Plant salinity tolerance

Halophytes for high saline agriculture

Our PhD students

A large cohort of new PhD students was taken on-board over the last two years. They include:

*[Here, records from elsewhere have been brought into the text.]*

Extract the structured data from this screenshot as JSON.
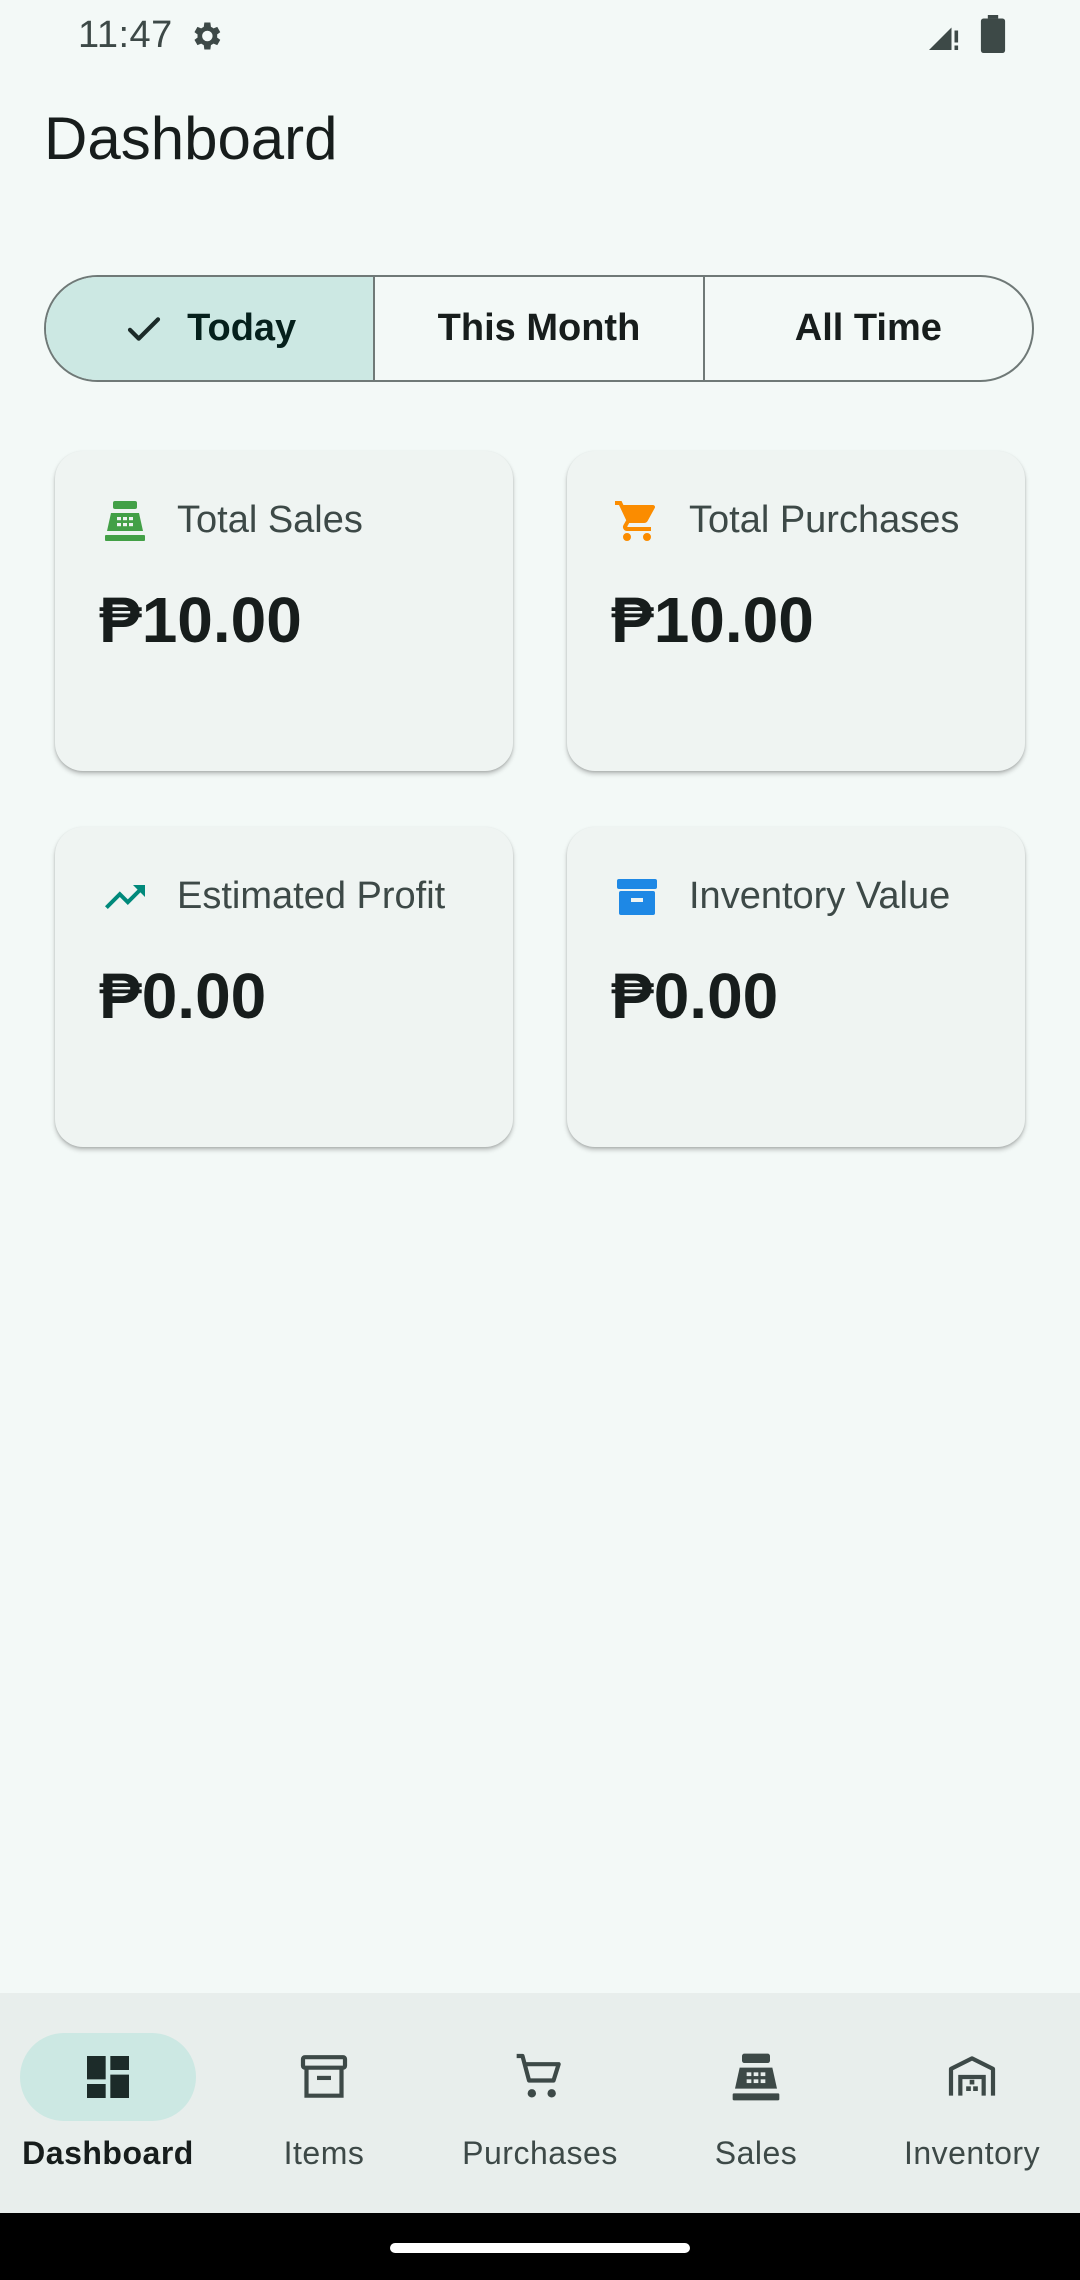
{
  "status_bar": {
    "time": "11:47",
    "icons": [
      "settings-gear-icon",
      "signal-icon",
      "battery-icon"
    ]
  },
  "page": {
    "title": "Dashboard"
  },
  "period_filter": {
    "selected": "Today",
    "options": [
      {
        "label": "Today",
        "selected": true,
        "icon": "check-icon"
      },
      {
        "label": "This Month",
        "selected": false
      },
      {
        "label": "All Time",
        "selected": false
      }
    ]
  },
  "cards": [
    {
      "label": "Total Sales",
      "value": "₱10.00",
      "icon": "cash-register-icon",
      "icon_color": "#43a047"
    },
    {
      "label": "Total Purchases",
      "value": "₱10.00",
      "icon": "shopping-cart-icon",
      "icon_color": "#fb8c00"
    },
    {
      "label": "Estimated Profit",
      "value": "₱0.00",
      "icon": "trending-up-icon",
      "icon_color": "#00897b"
    },
    {
      "label": "Inventory Value",
      "value": "₱0.00",
      "icon": "archive-box-icon",
      "icon_color": "#1e88e5"
    }
  ],
  "bottom_nav": {
    "active": "Dashboard",
    "items": [
      {
        "label": "Dashboard",
        "icon": "dashboard-icon",
        "active": true
      },
      {
        "label": "Items",
        "icon": "archive-icon",
        "active": false
      },
      {
        "label": "Purchases",
        "icon": "shopping-cart-icon",
        "active": false
      },
      {
        "label": "Sales",
        "icon": "cash-register-icon",
        "active": false
      },
      {
        "label": "Inventory",
        "icon": "warehouse-icon",
        "active": false
      }
    ]
  },
  "colors": {
    "background": "#f3f9f7",
    "selected_container": "#cce8e3",
    "card_background": "#eff4f2",
    "nav_background": "#e8eeec"
  }
}
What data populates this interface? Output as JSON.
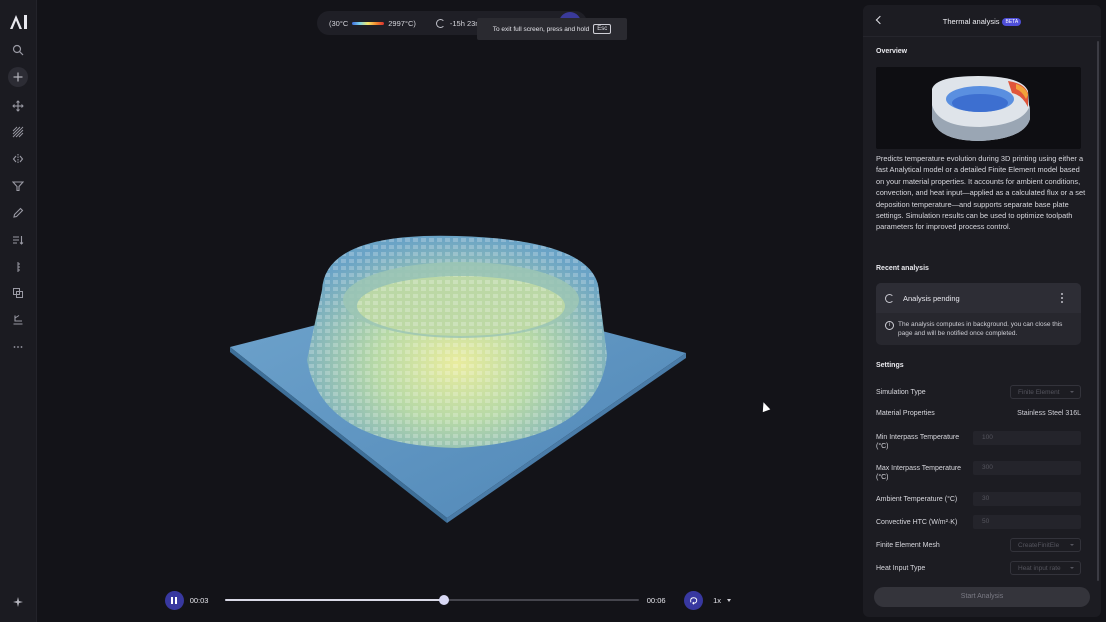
{
  "toolbar": {
    "tools": [
      "logo-icon",
      "search-icon",
      "add-icon",
      "move-icon",
      "hatch-icon",
      "mirror-icon",
      "filter-icon",
      "pencil-icon",
      "sort-icon",
      "ruler-icon",
      "layers-icon",
      "stamp-icon",
      "more-icon",
      "sparkle-icon"
    ]
  },
  "viewport": {
    "temp_min": "(30°C",
    "temp_max": "2997°C)",
    "eta": "-15h 23m",
    "fullscreen_hint": "To exit full screen, press and hold",
    "esc_key": "Esc"
  },
  "player": {
    "current_time": "00:03",
    "end_time": "00:06",
    "progress": 0.53,
    "speed": "1x"
  },
  "panel": {
    "title": "Thermal analysis",
    "badge": "BETA",
    "overview_heading": "Overview",
    "description": "Predicts temperature evolution during 3D printing using either a fast Analytical model or a detailed Finite Element model based on your material properties. It accounts for ambient conditions, convection, and heat input—applied as a calculated flux or a set deposition temperature—and supports separate base plate settings. Simulation results can be used to optimize toolpath parameters for improved process control.",
    "recent_heading": "Recent analysis",
    "analysis_status": "Analysis pending",
    "analysis_note": "The analysis computes in background. you can close this page and will be notified once completed.",
    "settings_heading": "Settings",
    "settings": {
      "simulation_type_label": "Simulation Type",
      "simulation_type_value": "Finite Element",
      "material_label": "Material Properties",
      "material_value": "Stainless Steel 316L",
      "min_interpass_label": "Min Interpass Temperature (°C)",
      "min_interpass_value": "100",
      "max_interpass_label": "Max Interpass Temperature (°C)",
      "max_interpass_value": "300",
      "ambient_label": "Ambient Temperature (°C)",
      "ambient_value": "30",
      "htc_label": "Convective HTC (W/m²·K)",
      "htc_value": "50",
      "mesh_label": "Finite Element Mesh",
      "mesh_value": "CreateFinitEle",
      "heat_input_label": "Heat Input Type",
      "heat_input_value": "Heat input rate"
    },
    "start_button": "Start Analysis"
  },
  "colors": {
    "accent": "#3838a0",
    "beta_badge": "#4e4ed8",
    "panel_bg": "#1c1c22",
    "plate": "#5f94c0"
  }
}
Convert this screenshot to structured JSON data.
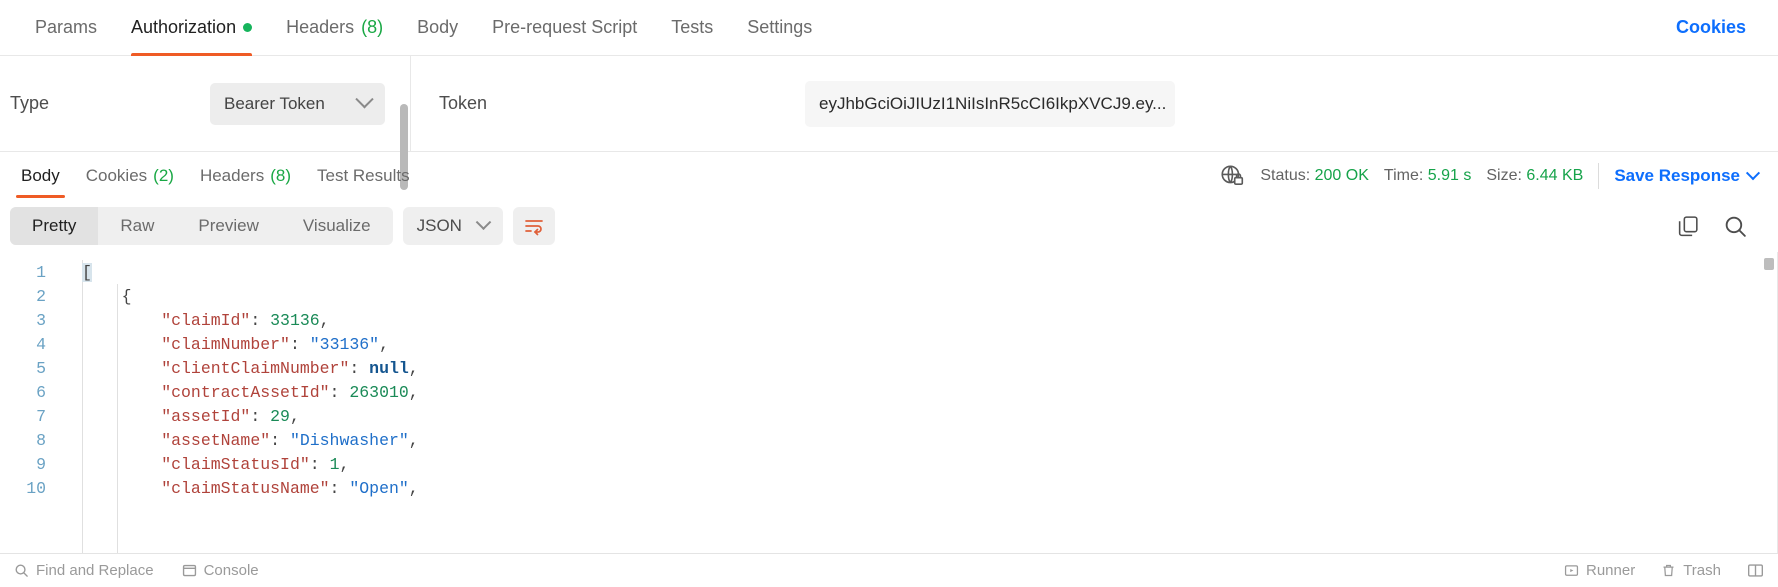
{
  "request_tabs": {
    "items": [
      {
        "label": "Params",
        "count": null,
        "active": false,
        "dot": false
      },
      {
        "label": "Authorization",
        "count": null,
        "active": true,
        "dot": true
      },
      {
        "label": "Headers",
        "count": "(8)",
        "active": false,
        "dot": false
      },
      {
        "label": "Body",
        "count": null,
        "active": false,
        "dot": false
      },
      {
        "label": "Pre-request Script",
        "count": null,
        "active": false,
        "dot": false
      },
      {
        "label": "Tests",
        "count": null,
        "active": false,
        "dot": false
      },
      {
        "label": "Settings",
        "count": null,
        "active": false,
        "dot": false
      }
    ],
    "cookies_label": "Cookies"
  },
  "authorization": {
    "type_label": "Type",
    "type_value": "Bearer Token",
    "token_label": "Token",
    "token_value": "eyJhbGciOiJIUzI1NiIsInR5cCI6IkpXVCJ9.ey..."
  },
  "response_tabs": {
    "items": [
      {
        "label": "Body",
        "count": null,
        "active": true
      },
      {
        "label": "Cookies",
        "count": "(2)",
        "active": false
      },
      {
        "label": "Headers",
        "count": "(8)",
        "active": false
      },
      {
        "label": "Test Results",
        "count": null,
        "active": false
      }
    ],
    "status_label": "Status:",
    "status_value": "200 OK",
    "time_label": "Time:",
    "time_value": "5.91 s",
    "size_label": "Size:",
    "size_value": "6.44 KB",
    "save_response_label": "Save Response"
  },
  "viewer": {
    "modes": [
      {
        "label": "Pretty",
        "active": true
      },
      {
        "label": "Raw",
        "active": false
      },
      {
        "label": "Preview",
        "active": false
      },
      {
        "label": "Visualize",
        "active": false
      }
    ],
    "format_value": "JSON",
    "wrap_icon": "wrap-lines-icon",
    "copy_icon": "copy-icon",
    "search_icon": "search-icon"
  },
  "code": {
    "lines": [
      {
        "n": "1",
        "tokens": [
          {
            "t": "[",
            "c": "brk sel"
          }
        ]
      },
      {
        "n": "2",
        "tokens": [
          {
            "t": "    {",
            "c": "brk"
          }
        ]
      },
      {
        "n": "3",
        "tokens": [
          {
            "t": "        ",
            "c": "punct"
          },
          {
            "t": "\"claimId\"",
            "c": "key"
          },
          {
            "t": ": ",
            "c": "punct"
          },
          {
            "t": "33136",
            "c": "num"
          },
          {
            "t": ",",
            "c": "punct"
          }
        ]
      },
      {
        "n": "4",
        "tokens": [
          {
            "t": "        ",
            "c": "punct"
          },
          {
            "t": "\"claimNumber\"",
            "c": "key"
          },
          {
            "t": ": ",
            "c": "punct"
          },
          {
            "t": "\"33136\"",
            "c": "str"
          },
          {
            "t": ",",
            "c": "punct"
          }
        ]
      },
      {
        "n": "5",
        "tokens": [
          {
            "t": "        ",
            "c": "punct"
          },
          {
            "t": "\"clientClaimNumber\"",
            "c": "key"
          },
          {
            "t": ": ",
            "c": "punct"
          },
          {
            "t": "null",
            "c": "null"
          },
          {
            "t": ",",
            "c": "punct"
          }
        ]
      },
      {
        "n": "6",
        "tokens": [
          {
            "t": "        ",
            "c": "punct"
          },
          {
            "t": "\"contractAssetId\"",
            "c": "key"
          },
          {
            "t": ": ",
            "c": "punct"
          },
          {
            "t": "263010",
            "c": "num"
          },
          {
            "t": ",",
            "c": "punct"
          }
        ]
      },
      {
        "n": "7",
        "tokens": [
          {
            "t": "        ",
            "c": "punct"
          },
          {
            "t": "\"assetId\"",
            "c": "key"
          },
          {
            "t": ": ",
            "c": "punct"
          },
          {
            "t": "29",
            "c": "num"
          },
          {
            "t": ",",
            "c": "punct"
          }
        ]
      },
      {
        "n": "8",
        "tokens": [
          {
            "t": "        ",
            "c": "punct"
          },
          {
            "t": "\"assetName\"",
            "c": "key"
          },
          {
            "t": ": ",
            "c": "punct"
          },
          {
            "t": "\"Dishwasher\"",
            "c": "str"
          },
          {
            "t": ",",
            "c": "punct"
          }
        ]
      },
      {
        "n": "9",
        "tokens": [
          {
            "t": "        ",
            "c": "punct"
          },
          {
            "t": "\"claimStatusId\"",
            "c": "key"
          },
          {
            "t": ": ",
            "c": "punct"
          },
          {
            "t": "1",
            "c": "num"
          },
          {
            "t": ",",
            "c": "punct"
          }
        ]
      },
      {
        "n": "10",
        "tokens": [
          {
            "t": "        ",
            "c": "punct"
          },
          {
            "t": "\"claimStatusName\"",
            "c": "key"
          },
          {
            "t": ": ",
            "c": "punct"
          },
          {
            "t": "\"Open\"",
            "c": "str"
          },
          {
            "t": ",",
            "c": "punct"
          }
        ]
      }
    ]
  },
  "statusbar": {
    "find_replace_label": "Find and Replace",
    "console_label": "Console",
    "runner_label": "Runner",
    "trash_label": "Trash"
  }
}
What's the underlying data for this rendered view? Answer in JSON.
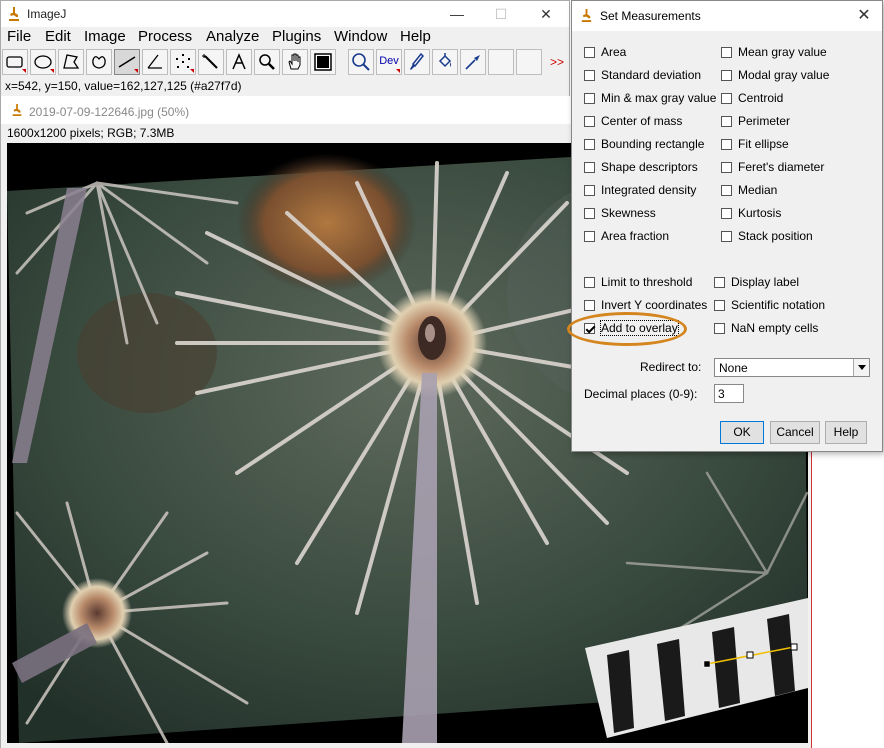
{
  "ij_window": {
    "title": "ImageJ",
    "menus": [
      "File",
      "Edit",
      "Image",
      "Process",
      "Analyze",
      "Plugins",
      "Window",
      "Help"
    ],
    "dev_tool_label": "Dev",
    "more_tools_label": ">>",
    "status": "x=542, y=150, value=162,127,125 (#a27f7d)"
  },
  "image_window": {
    "title": "2019-07-09-122646.jpg (50%)",
    "info": "1600x1200 pixels; RGB; 7.3MB"
  },
  "dialog": {
    "title": "Set Measurements",
    "left_options": [
      {
        "label": "Area",
        "checked": false
      },
      {
        "label": "Standard deviation",
        "checked": false
      },
      {
        "label": "Min & max gray value",
        "checked": false
      },
      {
        "label": "Center of mass",
        "checked": false
      },
      {
        "label": "Bounding rectangle",
        "checked": false
      },
      {
        "label": "Shape descriptors",
        "checked": false
      },
      {
        "label": "Integrated density",
        "checked": false
      },
      {
        "label": "Skewness",
        "checked": false
      },
      {
        "label": "Area fraction",
        "checked": false
      }
    ],
    "right_options": [
      {
        "label": "Mean gray value",
        "checked": false
      },
      {
        "label": "Modal gray value",
        "checked": false
      },
      {
        "label": "Centroid",
        "checked": false
      },
      {
        "label": "Perimeter",
        "checked": false
      },
      {
        "label": "Fit ellipse",
        "checked": false
      },
      {
        "label": "Feret's diameter",
        "checked": false
      },
      {
        "label": "Median",
        "checked": false
      },
      {
        "label": "Kurtosis",
        "checked": false
      },
      {
        "label": "Stack position",
        "checked": false
      }
    ],
    "extra_left": [
      {
        "label": "Limit to threshold",
        "checked": false
      },
      {
        "label": "Invert Y coordinates",
        "checked": false
      },
      {
        "label": "Add to overlay",
        "checked": true
      }
    ],
    "extra_right": [
      {
        "label": "Display label",
        "checked": false
      },
      {
        "label": "Scientific notation",
        "checked": false
      },
      {
        "label": "NaN empty cells",
        "checked": false
      }
    ],
    "redirect_label": "Redirect to:",
    "redirect_value": "None",
    "decimal_label": "Decimal places (0-9):",
    "decimal_value": "3",
    "buttons": {
      "ok": "OK",
      "cancel": "Cancel",
      "help": "Help"
    }
  },
  "colors": {
    "highlight": "#d4851e",
    "line_selection": "#f0c000"
  }
}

  • Will Percey – Sodium transport and compartmentation in cereal crops under saline conditions
  • Jingyi Zhang – Age- and tissue-specific aspects of salinity tolerance in barley
  • Alex Mackay – Mechanisms for salinity tolerance in halophytes
  • Adam Pirie – The potential of Carpobrotus rossii plant extracts as a source of highly concentrated antioxidant & novel flavonoid compounds
  • Suresh Panta – Halophytes for high saline agriculture
  • Naina Marks – Understanding apoptosis and programmed cell death in plants
  • Maheswari Jayakannan – The role of salicylic acid in inducing salinity tolerance in plants
  • Min Zhu – Physiological traits conferring osmotic adjustment in plants and their contribution to differential salinity tolerance in wheat and barley
  • Alvin Lam – Quantifying the relative contribution of cytosolic sodium exclusion and potassium retention to salinity tolerance in barley and wheat
  • Tamilarasan Thangavel – Broad spectrum resistance to tuber invading diseases of potato

International Collaborators

The group maintains strong international collaboration. Over the last two years we have hosted 19 visitors from 13 countries, typically for between 2 and 6 months. Highlights of some of these collaborative projects are given below.

 

Professor Sergey Shabala
Stress Physiology Research Group Leader

Sergey Shabala